> TASK INSTRUCTIONS
Look through the entries. Copy each line that has the word "icon".
(RECORDS FOR THIS TASK begins)
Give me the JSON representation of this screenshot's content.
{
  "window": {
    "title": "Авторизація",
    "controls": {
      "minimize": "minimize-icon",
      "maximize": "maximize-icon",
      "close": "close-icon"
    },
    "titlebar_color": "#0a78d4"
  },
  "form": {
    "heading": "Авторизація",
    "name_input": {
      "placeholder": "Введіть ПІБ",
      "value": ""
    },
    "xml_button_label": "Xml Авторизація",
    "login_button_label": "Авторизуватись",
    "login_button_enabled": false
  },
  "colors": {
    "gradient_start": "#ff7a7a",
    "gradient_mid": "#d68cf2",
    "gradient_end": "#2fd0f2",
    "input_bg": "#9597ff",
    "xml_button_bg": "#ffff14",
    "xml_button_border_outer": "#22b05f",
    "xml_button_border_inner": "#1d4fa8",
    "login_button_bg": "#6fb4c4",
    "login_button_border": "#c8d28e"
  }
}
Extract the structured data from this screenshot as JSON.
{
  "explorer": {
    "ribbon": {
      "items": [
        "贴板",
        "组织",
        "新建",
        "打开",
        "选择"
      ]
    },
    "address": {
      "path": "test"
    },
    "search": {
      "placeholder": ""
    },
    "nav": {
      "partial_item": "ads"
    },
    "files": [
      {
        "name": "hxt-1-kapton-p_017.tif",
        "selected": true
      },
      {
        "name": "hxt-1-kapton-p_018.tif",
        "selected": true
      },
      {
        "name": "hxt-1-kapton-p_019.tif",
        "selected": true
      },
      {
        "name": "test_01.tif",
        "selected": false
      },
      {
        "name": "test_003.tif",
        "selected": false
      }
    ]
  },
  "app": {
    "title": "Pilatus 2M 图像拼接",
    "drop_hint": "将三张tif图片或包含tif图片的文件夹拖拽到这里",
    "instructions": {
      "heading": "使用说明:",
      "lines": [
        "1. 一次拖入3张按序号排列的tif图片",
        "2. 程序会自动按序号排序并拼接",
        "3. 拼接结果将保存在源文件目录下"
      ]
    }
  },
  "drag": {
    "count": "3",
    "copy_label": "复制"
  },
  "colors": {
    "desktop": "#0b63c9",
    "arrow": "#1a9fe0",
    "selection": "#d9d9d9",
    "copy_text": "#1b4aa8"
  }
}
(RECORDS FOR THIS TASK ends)
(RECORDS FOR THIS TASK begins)
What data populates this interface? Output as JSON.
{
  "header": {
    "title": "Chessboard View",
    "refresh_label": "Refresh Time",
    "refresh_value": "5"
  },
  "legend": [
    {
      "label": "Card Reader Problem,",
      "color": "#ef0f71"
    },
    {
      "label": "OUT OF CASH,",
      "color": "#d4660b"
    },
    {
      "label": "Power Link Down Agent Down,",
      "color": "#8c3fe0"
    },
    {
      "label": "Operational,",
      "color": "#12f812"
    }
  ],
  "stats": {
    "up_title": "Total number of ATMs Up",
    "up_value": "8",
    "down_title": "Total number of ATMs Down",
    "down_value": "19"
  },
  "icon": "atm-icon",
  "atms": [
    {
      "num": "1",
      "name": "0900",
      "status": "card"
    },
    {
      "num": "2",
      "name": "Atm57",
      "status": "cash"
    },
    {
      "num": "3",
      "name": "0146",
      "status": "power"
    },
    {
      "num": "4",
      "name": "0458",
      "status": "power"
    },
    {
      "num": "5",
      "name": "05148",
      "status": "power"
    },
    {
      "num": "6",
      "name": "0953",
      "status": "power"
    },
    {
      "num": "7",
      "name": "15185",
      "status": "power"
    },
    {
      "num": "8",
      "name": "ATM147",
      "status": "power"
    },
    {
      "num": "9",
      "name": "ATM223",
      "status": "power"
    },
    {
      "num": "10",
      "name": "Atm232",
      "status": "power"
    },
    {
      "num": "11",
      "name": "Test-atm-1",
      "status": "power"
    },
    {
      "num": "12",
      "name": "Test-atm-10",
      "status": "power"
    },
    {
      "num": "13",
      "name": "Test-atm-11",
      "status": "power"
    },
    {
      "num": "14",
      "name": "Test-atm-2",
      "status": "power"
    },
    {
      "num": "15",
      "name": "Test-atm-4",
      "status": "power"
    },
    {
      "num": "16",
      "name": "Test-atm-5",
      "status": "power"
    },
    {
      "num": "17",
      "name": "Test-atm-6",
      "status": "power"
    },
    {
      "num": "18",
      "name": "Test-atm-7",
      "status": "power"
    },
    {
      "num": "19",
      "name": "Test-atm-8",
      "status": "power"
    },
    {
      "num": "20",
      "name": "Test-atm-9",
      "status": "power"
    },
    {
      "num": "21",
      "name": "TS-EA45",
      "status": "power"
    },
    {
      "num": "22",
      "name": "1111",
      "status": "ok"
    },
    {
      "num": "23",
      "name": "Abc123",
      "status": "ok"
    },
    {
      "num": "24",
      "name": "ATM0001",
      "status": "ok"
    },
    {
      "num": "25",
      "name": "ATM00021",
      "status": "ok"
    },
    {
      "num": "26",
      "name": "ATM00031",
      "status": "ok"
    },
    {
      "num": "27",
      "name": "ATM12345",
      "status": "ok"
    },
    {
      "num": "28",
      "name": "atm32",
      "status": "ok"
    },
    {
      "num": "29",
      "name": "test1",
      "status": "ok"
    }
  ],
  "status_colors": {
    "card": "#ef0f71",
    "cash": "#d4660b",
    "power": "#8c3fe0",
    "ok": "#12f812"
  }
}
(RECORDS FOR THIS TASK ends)
> TASK OUTPUT
      "minimize": "minimize-icon",
      "maximize": "maximize-icon",
      "close": "close-icon"
  "icon": "atm-icon",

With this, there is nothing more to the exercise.